Klein ISD focuses on legislative session, advocacy to improve district
After being forced to make more than $22 million in budget cuts following a failed tax ratification election in June 2018, Klein ISD is looking to be more transparent and proactive about the future of funding for not only their district, but other school districts as well.
Klein ISD has shifted gears by forming the Klein Leadership Coalition in January 2019, aiming to hone their legislative priorities and push supporters of Klein ISD to be active in their community and with their legislators in keeping people informed about important issues affecting the district.
Matt Champion, superintendent of Klein ISD, said the district is working to fix their financial situation by working with legislators and advocating for all Texas public school districts. Since cutting the budget, class sizes have increased and several employees have taken on more responsibilities while administration hiring is on hold, he said.
“Unfortunately, given the current state of the Texas school finance system and the failure of the TRE, there are no additional state funds coming to Klein ISD at this time,” Champion said. “The district continues to work with our legislators this legislative session to improve the state school funding system and is hopeful the legislature will make significant improvements to the system.”
During a KLC meeting on Feb. 28, Champion said the district will need to cut an additional $8 million from its budget due to the TRE failing and the lack of funding, encouraging the KLC to speak with legislators to advocate for a change to the funding approach for public schools, spread the word around the community and even go visit the capitol if possible.
“For the health and safety of students and staff, the district did not consider reductions in police officers, nurses, clinic assistants, crossing guards, parking lot attendants, or counselors,” he said. “Klein ISD continues to work very hard to ensure that no one loses a job during this difficult financial time.”
During the meeting, committee members were split into groups to learn how to advocate using a phone, how to spread information and how to speak with legislators.
Champion said if legislators do not opt for funding that helps the district, another TRE could potentially be up for a vote in November.
“If changes to the state funding formulas increase overall funding per student to an adequate amount to provide services, a TRE will not be necessary,” he said.
The KLC outline their main priorities for the legislative session including replacing the A-F statewide system with a more fleshed-out accountability system that would analyze several qualities of a school; better budgeting for Texas public schools, including more funding per student; requiring all schools that recieve tax dollars to be held to the same standards as public schools, and disavowing school vouchers.
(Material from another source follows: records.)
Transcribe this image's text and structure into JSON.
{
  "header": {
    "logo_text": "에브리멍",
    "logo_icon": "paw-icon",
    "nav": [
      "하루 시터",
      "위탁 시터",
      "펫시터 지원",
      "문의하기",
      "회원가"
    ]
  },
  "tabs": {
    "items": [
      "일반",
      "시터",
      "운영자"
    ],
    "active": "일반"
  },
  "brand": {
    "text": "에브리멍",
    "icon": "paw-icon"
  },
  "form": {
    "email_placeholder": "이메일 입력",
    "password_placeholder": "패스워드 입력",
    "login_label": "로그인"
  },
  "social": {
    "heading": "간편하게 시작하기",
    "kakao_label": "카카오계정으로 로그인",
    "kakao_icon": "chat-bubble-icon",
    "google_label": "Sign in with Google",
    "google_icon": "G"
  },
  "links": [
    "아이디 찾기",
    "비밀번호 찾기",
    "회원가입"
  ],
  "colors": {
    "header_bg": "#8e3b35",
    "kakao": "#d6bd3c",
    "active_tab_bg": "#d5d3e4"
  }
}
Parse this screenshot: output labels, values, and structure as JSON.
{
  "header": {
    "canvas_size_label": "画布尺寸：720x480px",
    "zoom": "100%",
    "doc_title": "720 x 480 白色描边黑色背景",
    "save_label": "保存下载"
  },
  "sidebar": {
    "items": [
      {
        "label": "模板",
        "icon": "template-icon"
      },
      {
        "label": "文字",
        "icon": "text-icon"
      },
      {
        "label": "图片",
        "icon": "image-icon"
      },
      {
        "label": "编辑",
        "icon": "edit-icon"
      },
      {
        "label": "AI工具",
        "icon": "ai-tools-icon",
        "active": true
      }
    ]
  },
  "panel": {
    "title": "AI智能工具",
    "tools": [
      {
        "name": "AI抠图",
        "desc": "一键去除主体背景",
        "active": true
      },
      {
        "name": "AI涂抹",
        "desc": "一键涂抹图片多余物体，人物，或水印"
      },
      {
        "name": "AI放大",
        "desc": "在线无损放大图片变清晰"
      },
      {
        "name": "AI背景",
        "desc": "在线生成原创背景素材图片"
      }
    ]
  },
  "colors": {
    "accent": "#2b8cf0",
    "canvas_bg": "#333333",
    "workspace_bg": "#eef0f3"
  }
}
Liberty Corn, teacher for Klein ISD, said she is passionate about her job and wants to be able to provide for her students with better funding. Corn said she is upset about having less funding than surrounding states. In 2016 Louisiana, a smaller southern state, provided approximately $11,000 per student compared to approximately $9,000 per student Texas.
“That effects our kids daily when we can’t take field trips because we don’t have funding for buses,” she said. “I work in a low-income school. Some of my kids have never been to the zoo. It would be great to go to the zoo, but we can’t go because we don’t have money for buses to go. That’s ridiculous to me.”
The KLC will continue to meet once a month until May 27 and the next meeting is on March 28. For more information on the KLC and meeting times, visit https://kleinisd.net/klc.